The Defense Acquisition Executive approved Milestone C for the Paladin Integrated Management Program (PIM), the U.S. Army and PIM contractor BAE Systems announced Monday (Oct. 21) at the annual meeting of the Association of the U.S. Army in Washington. Milestone C is a key incremental step in the Pentagon’s acquisition process, allowing entry into the production and deployment phase.

The program enhances the 78,000-pound M109A6 Paladin self-propelled 155mm howitzer and its M992A2 Field Artillery Ammunition Support Vehicle in three broad areas, according to Joseph Ruotolo, engineering manager of Field Artillery Programs at BAE Systems’ Land & Armaments unit.

The Paladin first entered Army service in 1963.

The PIM will replace obsolescent parts and equipment on the Paladins, including weak, aging torsion bars that make it impossible to add more armor to the vehicle. Maintenance-intensive slip rings that transmit both power and data from Paladin’s hull to its rotating turret will also be replaced, as will leaking hydraulic systems. Instead they will be replaced by a 600 volt generating system that will power motors doing the work previously handled by the hydraulics and slip ring.

To address weakening torsion bars and increasing vehicle weight, the Paladin’s entire suspension system as well as the engine and transmission and other parts will be replaced with parts that can also be used by a Bradley vehicle.

“That tremendously reduces the logistical footprint of the heavy brigade combat team,” Ruotolo said. It will also keep life-cycle costs down as Bradleys and Paladins will be able to use many of the same parts. The new 600 volt generator produces 70 kilowatts of power, 40 to 45 kilowatts more than needed to power the Paladin. “We now have more than enough electrical growth potential to hang all kinds of electronic and [command and control] hardware on the vehicle, if we need to,” Ruotolo said.

The improved engine and suspension will permit 10,000 pounds in additional armor to be applied to the Paladin boosting the max armor load from 63,000 pounds to 83,000 pounds.
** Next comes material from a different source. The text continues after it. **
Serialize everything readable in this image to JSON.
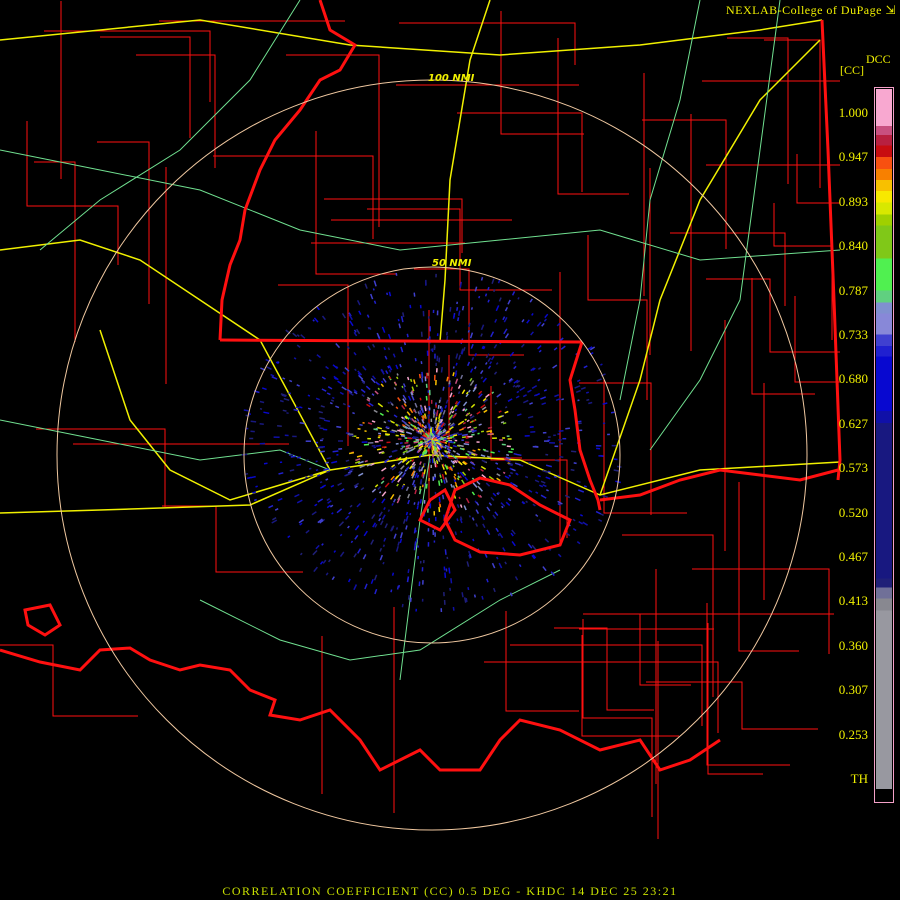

The LRIP is slated to begin in 2014 with anticipated full rate production beginning in 2017.